— WORK INSTRUCTIONS —
Scan the entries below for "this" and copy each line that holds it.

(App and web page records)
-------
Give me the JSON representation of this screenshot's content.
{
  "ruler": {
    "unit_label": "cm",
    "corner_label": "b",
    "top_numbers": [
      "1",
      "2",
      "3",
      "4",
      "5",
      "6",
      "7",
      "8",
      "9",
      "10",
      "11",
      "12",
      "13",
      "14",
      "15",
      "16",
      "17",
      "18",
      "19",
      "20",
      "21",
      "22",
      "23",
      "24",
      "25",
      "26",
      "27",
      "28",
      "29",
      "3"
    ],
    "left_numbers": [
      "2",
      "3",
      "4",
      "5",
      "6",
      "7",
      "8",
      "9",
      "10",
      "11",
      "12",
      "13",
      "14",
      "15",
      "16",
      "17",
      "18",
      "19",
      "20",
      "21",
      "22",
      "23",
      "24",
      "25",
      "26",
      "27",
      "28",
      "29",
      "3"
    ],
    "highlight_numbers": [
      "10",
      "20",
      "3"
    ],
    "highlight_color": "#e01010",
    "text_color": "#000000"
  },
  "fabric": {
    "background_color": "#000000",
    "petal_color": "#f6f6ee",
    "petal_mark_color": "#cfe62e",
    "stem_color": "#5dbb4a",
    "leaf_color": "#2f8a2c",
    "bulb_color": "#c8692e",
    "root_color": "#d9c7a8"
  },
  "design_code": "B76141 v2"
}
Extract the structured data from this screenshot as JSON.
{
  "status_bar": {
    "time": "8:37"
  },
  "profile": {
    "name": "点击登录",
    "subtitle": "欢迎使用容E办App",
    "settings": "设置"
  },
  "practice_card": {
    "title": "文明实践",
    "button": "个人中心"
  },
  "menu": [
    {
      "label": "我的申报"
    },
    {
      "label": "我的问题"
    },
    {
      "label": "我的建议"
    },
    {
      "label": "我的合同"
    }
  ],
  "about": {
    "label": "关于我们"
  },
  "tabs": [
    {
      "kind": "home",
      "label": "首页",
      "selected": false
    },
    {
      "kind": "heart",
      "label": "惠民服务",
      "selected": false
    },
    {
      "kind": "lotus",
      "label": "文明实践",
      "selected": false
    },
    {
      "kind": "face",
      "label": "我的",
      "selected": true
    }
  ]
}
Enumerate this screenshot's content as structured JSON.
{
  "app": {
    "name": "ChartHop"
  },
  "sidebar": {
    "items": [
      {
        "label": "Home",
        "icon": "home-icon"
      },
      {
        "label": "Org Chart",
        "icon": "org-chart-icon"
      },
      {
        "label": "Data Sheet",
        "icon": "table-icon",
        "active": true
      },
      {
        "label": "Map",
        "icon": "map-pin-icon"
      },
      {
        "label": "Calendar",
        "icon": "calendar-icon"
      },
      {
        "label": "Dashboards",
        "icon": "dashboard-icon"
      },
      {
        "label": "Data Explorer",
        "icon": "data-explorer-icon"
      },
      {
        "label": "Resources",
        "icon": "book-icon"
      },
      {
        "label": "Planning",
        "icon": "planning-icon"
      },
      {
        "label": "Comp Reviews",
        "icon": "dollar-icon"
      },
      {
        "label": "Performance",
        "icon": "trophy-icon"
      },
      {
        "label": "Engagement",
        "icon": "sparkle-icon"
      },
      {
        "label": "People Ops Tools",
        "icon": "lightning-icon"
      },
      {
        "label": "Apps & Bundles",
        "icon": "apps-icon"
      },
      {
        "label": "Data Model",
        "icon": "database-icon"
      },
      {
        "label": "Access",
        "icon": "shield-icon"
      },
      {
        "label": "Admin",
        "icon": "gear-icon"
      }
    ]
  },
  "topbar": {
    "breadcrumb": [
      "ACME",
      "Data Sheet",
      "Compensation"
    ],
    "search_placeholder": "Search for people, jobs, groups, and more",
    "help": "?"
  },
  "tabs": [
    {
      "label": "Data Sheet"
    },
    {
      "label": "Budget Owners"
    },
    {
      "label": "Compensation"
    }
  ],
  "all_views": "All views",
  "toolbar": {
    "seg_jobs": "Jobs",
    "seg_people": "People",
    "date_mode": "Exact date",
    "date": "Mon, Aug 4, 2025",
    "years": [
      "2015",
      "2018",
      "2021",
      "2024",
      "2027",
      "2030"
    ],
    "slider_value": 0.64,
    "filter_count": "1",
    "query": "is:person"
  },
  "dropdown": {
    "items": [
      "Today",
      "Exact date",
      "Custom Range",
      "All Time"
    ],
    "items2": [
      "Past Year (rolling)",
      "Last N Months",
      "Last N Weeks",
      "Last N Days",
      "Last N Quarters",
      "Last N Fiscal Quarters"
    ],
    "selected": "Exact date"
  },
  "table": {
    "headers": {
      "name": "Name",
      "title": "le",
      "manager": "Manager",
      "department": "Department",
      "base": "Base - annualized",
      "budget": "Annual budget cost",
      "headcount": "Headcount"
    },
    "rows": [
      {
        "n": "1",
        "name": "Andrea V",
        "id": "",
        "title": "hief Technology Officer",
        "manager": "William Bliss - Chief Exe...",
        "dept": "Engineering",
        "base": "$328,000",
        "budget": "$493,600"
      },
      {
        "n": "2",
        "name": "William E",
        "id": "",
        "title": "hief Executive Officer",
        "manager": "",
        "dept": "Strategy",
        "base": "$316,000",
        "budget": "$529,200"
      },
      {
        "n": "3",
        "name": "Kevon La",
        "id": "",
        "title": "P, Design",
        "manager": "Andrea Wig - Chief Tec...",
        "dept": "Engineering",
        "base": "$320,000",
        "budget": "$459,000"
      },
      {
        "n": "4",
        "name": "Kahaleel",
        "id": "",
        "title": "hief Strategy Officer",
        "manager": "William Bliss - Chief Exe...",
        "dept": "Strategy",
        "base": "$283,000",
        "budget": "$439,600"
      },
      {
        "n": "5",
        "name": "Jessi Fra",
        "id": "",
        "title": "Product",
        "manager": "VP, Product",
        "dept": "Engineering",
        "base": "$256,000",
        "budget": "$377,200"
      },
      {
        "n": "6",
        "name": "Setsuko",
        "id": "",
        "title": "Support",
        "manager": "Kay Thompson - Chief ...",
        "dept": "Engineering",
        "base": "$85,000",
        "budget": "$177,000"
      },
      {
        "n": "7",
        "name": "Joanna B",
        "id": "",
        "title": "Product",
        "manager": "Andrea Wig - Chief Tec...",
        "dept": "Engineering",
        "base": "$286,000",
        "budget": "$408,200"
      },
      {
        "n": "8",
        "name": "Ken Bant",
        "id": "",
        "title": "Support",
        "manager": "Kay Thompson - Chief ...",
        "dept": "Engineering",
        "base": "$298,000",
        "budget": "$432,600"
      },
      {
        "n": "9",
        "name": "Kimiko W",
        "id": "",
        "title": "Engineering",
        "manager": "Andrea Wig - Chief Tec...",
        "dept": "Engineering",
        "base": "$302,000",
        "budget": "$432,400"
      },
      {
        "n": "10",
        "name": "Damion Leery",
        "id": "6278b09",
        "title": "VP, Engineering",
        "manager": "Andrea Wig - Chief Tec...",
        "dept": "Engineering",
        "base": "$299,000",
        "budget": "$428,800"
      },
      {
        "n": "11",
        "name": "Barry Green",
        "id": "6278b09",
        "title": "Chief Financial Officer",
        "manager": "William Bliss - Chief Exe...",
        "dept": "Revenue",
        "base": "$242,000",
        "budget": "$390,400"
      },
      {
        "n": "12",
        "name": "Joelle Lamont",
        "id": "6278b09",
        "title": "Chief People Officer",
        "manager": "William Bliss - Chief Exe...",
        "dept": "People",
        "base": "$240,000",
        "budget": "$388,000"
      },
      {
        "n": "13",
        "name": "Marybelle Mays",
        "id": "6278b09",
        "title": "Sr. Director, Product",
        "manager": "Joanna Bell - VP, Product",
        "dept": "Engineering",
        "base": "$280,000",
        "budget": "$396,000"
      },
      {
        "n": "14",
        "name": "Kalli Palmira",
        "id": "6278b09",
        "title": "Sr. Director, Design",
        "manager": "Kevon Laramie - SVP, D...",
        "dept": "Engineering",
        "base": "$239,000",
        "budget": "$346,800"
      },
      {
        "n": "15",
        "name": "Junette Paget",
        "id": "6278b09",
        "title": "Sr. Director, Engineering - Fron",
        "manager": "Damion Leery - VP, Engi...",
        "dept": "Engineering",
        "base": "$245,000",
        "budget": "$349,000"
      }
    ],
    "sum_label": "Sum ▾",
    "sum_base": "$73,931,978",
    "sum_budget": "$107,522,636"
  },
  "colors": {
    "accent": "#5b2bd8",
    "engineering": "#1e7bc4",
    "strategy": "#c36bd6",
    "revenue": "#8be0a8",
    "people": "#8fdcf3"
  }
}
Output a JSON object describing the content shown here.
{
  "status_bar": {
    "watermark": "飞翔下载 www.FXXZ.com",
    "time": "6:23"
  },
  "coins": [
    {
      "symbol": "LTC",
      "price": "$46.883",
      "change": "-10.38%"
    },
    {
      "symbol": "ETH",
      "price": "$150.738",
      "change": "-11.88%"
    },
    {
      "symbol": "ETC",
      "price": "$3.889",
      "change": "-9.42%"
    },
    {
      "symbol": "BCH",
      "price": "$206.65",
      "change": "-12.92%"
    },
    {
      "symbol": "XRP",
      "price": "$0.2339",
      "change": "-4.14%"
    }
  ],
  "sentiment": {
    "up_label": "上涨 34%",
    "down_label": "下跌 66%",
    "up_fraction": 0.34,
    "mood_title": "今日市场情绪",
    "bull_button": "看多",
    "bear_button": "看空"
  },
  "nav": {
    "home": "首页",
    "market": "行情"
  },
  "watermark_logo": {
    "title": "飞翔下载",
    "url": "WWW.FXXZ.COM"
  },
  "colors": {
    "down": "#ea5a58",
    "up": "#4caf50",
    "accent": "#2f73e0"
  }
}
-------
— EXPECTED ANSWER —
Give me the JSON representation of this screenshot's content.
Extract the structured data from this screenshot as JSON.
Enumerate this screenshot's content as structured JSON.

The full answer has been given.